Halloween is a fun time to dress up and go trick or treating, but for our little ones it can also be a long overwhelming night, with scary twists and turns, that younger ones may not be ready for. Don’t stress! Here are some fun-filled Halloween tips to ensure a successful and safe Halloween and trick-or-treating experience for all!

Prepare Your Child Ahead of Time  

Talk to your little ones and let them know what to expect. Explain that there may be some scary costumes and decorations, as well as sounds. Remind them that this is all pretend and part of the Halloween fun.  

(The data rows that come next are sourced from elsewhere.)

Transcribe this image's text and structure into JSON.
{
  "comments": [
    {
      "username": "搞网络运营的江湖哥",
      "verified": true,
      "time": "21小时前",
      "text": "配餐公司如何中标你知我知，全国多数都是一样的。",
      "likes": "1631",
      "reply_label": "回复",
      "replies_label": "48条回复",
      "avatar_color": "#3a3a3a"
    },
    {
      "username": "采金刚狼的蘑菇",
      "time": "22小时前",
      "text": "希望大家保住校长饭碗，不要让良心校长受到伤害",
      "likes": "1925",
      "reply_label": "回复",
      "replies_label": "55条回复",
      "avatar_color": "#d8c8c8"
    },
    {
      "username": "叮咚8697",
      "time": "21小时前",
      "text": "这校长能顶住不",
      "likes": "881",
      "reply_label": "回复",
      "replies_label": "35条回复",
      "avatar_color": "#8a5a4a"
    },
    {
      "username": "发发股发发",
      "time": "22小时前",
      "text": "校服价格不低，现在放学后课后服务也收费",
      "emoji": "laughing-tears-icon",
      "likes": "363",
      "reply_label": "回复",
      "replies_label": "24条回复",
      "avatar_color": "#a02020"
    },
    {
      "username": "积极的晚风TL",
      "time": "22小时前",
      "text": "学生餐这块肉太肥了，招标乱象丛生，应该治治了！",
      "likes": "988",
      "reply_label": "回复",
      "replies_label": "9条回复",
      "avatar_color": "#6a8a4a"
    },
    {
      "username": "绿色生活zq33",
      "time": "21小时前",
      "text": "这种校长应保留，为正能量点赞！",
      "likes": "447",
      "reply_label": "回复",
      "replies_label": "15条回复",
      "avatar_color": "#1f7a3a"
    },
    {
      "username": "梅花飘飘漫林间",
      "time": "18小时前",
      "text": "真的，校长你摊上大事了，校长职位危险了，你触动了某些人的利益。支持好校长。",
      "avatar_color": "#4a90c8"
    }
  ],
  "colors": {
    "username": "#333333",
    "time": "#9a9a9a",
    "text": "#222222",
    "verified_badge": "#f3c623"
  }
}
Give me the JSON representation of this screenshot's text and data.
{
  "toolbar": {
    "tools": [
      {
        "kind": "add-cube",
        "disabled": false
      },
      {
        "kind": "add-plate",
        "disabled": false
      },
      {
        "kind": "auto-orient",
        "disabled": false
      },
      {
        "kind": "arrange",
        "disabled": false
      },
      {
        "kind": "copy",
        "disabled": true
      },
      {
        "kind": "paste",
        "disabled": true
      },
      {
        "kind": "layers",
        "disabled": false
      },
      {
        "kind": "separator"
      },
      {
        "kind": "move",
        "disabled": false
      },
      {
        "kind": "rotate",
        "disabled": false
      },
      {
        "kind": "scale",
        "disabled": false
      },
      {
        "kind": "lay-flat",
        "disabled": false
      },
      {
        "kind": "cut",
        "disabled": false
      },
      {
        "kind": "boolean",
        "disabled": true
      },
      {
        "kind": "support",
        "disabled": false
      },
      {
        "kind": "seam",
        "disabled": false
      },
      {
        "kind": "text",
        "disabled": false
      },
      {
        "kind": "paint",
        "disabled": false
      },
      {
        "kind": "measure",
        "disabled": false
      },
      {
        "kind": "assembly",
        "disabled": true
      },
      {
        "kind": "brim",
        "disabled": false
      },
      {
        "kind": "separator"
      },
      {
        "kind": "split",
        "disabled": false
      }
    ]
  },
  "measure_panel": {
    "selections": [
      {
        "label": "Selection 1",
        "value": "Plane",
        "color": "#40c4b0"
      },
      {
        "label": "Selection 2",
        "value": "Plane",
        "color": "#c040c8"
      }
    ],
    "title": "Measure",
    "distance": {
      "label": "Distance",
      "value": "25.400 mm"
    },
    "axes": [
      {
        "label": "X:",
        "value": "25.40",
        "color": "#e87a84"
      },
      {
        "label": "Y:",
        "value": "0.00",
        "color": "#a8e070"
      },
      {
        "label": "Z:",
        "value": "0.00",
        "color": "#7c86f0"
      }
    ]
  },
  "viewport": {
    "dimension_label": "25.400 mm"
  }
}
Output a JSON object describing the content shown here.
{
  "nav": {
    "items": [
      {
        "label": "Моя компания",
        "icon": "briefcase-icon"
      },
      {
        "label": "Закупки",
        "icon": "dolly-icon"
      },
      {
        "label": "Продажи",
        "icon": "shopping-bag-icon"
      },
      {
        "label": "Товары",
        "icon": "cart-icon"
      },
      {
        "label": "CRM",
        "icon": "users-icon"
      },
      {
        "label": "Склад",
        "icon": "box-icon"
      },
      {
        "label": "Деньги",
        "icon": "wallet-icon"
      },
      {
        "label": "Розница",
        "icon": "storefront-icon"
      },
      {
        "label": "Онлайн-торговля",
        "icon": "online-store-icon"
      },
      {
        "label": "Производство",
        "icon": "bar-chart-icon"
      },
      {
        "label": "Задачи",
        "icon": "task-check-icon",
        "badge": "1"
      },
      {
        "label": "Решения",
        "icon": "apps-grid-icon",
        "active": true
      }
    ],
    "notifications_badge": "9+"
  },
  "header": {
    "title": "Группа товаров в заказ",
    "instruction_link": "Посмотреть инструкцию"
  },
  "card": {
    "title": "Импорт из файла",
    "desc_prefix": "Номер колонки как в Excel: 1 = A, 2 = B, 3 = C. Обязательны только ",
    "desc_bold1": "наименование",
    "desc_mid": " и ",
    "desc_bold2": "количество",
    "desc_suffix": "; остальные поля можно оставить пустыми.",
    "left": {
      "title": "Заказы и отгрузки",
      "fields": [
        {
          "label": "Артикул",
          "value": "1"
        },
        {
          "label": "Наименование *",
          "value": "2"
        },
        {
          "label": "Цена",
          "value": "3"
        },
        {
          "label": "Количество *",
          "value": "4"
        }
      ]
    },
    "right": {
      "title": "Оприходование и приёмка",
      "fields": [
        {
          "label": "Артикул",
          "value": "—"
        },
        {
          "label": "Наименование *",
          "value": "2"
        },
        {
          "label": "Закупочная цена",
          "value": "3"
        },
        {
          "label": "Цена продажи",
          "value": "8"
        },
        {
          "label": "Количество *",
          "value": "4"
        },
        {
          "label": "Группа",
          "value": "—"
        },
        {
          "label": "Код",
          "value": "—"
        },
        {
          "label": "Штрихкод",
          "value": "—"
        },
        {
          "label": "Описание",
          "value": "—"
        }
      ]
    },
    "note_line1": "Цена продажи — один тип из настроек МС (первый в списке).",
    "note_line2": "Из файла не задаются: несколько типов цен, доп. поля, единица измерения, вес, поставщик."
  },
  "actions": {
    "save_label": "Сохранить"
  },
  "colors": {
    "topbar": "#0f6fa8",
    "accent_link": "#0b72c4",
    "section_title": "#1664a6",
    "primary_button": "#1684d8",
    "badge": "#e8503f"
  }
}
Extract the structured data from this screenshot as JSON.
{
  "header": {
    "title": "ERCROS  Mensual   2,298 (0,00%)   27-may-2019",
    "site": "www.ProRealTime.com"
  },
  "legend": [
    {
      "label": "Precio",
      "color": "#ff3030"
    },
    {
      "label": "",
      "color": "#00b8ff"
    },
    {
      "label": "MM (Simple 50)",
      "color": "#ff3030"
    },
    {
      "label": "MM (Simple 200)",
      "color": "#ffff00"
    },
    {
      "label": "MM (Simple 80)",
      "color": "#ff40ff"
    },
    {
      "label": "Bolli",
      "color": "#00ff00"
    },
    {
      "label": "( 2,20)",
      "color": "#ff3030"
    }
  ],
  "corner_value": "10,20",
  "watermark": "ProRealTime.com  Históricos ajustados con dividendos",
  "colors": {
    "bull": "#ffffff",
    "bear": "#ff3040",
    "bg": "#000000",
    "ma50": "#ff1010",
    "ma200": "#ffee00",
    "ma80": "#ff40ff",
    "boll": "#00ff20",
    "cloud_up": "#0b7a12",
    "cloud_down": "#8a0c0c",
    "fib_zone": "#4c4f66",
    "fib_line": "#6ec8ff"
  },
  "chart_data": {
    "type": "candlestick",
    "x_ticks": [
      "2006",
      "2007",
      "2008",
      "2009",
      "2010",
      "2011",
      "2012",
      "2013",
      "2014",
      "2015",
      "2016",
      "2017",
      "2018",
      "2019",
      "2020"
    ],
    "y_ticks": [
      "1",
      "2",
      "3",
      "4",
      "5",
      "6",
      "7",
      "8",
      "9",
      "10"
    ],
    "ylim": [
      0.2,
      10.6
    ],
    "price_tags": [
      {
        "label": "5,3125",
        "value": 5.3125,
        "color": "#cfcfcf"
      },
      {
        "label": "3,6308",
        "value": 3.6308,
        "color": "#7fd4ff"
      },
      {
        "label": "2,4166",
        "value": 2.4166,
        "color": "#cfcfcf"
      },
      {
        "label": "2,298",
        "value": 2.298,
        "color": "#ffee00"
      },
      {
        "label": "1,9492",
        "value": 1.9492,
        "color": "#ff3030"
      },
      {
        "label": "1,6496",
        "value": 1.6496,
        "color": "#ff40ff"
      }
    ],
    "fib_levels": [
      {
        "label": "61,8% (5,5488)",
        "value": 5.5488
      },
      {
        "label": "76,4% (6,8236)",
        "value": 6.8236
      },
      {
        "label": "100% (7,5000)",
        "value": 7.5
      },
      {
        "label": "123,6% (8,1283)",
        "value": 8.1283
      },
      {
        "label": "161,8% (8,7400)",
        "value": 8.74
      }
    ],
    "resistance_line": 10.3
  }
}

Modify The Experience to Maximize Success for Your Child 

Trick or Treat earlier in the evening while it is still light out for younger ones. This will reduce the element of scariness and ensure little ones do not have to compete with older children when trick or treating.

If walking around from home to home is too much for your little one, then you can pull them around in a wagon and make that part of their Halloween Costume.

Make a trick-or-treating map of where you will go and have your little one help navigate. The map will indicate a clear beginning and end and assist with transition time!

If the trick-or-treating door-to-door is not an option for your little one you can explore/organize a neighborhood or school trunk-or-treat options for younger children. This minimizes the walking distance for trick-or-treating, creates a safer and more controlled environment, and is easier to navigate for younger children.

Finally, if going out and trick-or-treating is not an option for your child, staying home and giving out candy can be just as fun! For every candy, your child gives out, have them put one in their own trick-or-treat bag.

Is The Social Language Exchange Too Difficult? 

Make a fun, small, laminated Trick or Treat sign on a popsicle stick that your little one can hold up when going up to doors to collect their candy. You can also make one that says, “Thank you.”

Practice trick-or-treating by taking turns being the trick-or-treater and candy giver. This will help your child understand what to expect and what to say and do!

Prepare Your Child To Be Safe While Trick or Treating 

Make sure your little ones are wearing costumes that enhance visibility to increase safety while trick or treating.

Teach your little ones to ask you to inspect their candy before attempting to eat it.

Whatever your child’s Halloween night looks like make sure to have a fun-filled Spooktacular night!

Hitchcock, C., Chavira, D., Stein, M. (2009) Recent findings in social phobia among children and adolescents. Journal of Psychiatry and Related Science, 46(1), 34-44. https://www.ncbi.nlm.nih.gov/pmc/articles/PMC2925835/

U.S. Department of Health and Human Services. (n.d.). Social anxiety disorder. National Institute of Mental Health. Retrieved March 1, 2022, from https://www.nimh.nih.gov/health/statistics/social-anxiety-disorder

About the Author

Justyna Balzar, M.Ed. BCBA LBA (CT) Co-Founder & CEO

Justyna Balzar has over 15 years experience with learners of varying profiles between the ages of 3 to 18 across multiple settings. She received her Assistant Behavior Analyst (BCaBA) certification in 2014 from Florida Institute of Technology, her Master in Curriculum and Education in Applied Behavior Analysis from Arizona State University, followed by her BCBA certification in 2016.